The Workshop Helping More Girls Make Video Games

Girls Make Games started in San Jose, California and quickly expanded into a series of international summer camps, workshops and game jams designed to encourage girls to explore the world of video games. But why is there a need for special camps just for girls? Why can’t they just go to the same ones as the boys? CEO and Founder of Learn District and Girls Make Games, Laila Shabir shed some light at the Sydney camp earlier this month.

Australian Comic, Pop Culture and Video Game Conventions 2017

If there is a convention not listed, comment below and I’ll add it.

How to tell if I’ll be there:
Green = 100% confirmed.
Orange = Planning, not confirmed.
Red = Nothing planned at this stage.

4-5 February RTX Australia (Sydney)

18 March Goulburn Comic Con (Goulburn): Guest

25-26 March Oz Comic-Con (Perth)

1-2 April Oz Comic-Con (Adelaide)

21-23 April Supanova (Gold Coast)

28-30 April Supanova (Melbourne)

29-30 April GX Australia (Sydney): Guest

13 May Comic Gong (Wollongong)

16-18 June Supanova (Sydney)

23-25 June Supanova (Perth)

1-2 July Haven (Mackay): Host

1-2 July Oz Comic-Con (Melbourne)

21-23 July AVCON (Adelaide)

19-20 August SMASH! (Sydney)

23-24 September Oz Comic-Con (Brisbane)

30 September – 1 October  Oz Comic-Con (Sydney)

TBA October EB Games Expo (Sydney)

TBA October AMC Expo (Melbourne)

TBA November PAX Australia (Melbourne)

10-12 November Supanova (Brisbane)

18-19 November Supanova (Adelaide)

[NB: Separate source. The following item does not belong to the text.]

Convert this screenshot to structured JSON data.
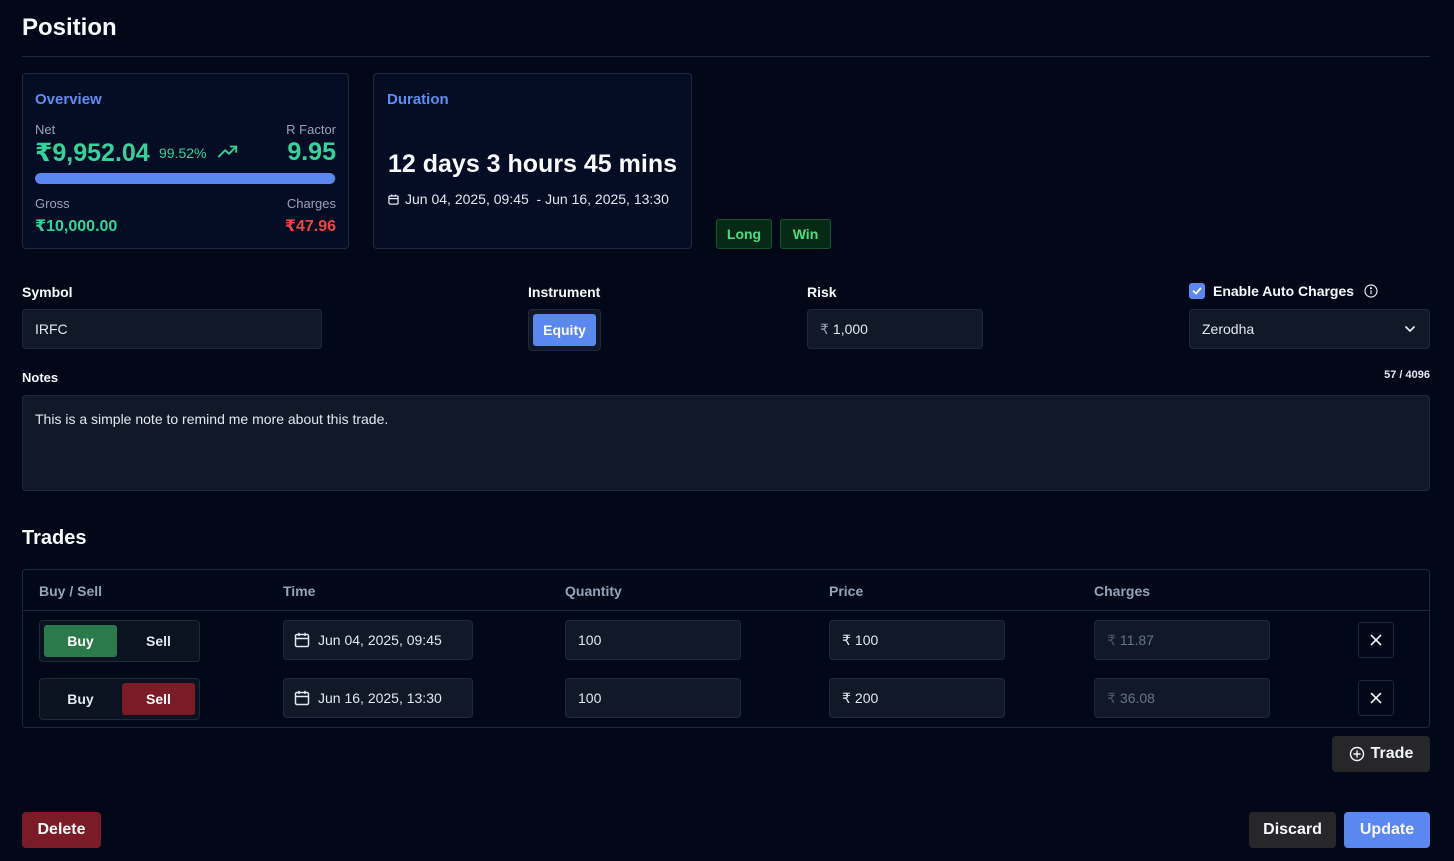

Could video games improve your child’s school grades?

Seth The Human playing BMO Image by What A Big Camera
Seth The Human playing BMO
Image by What A Big Camera

The answer is yes, according to the findings of a study in Argentina published in Proceedings of the National Academy of Sciences.

For a period of ten weeks, 111 Buenos Aires first graders with attendance issues were given fifteen minutes of gaming time three times per week. Half of the group played games involving memory and planning skills, and half played non-specific games of the child’s choosing. During the testing period classroom work remained the same, and the teachers were not informed of the details of the study. The aim was to discover if the mental exercise involved in gaming could boost mental abilities required to do school work.

The results showed the children who played the memory and planning focused games improved so dramatically that not only did they achieve higher maths and language test scores than ever before, but they actually caught up to those students with regular attendance.

As a singular study the results cannot prove conclusively that playing certain video games can improve school grades, but it does suggest that the mental exercise from specific types of games can help enhance mental abilities for school work. Other studies have shown that fine motor, problem solving, decision making and even social skills can also be improved by playing appropriate video games.

When deciding on video games for your child, do a little reading and take a look at the skills involved to play. Those with a necessity for forward planning and a reliance on memory skills might actually help them in the classroom.

Source – Proceedings of the National Academy of Sciences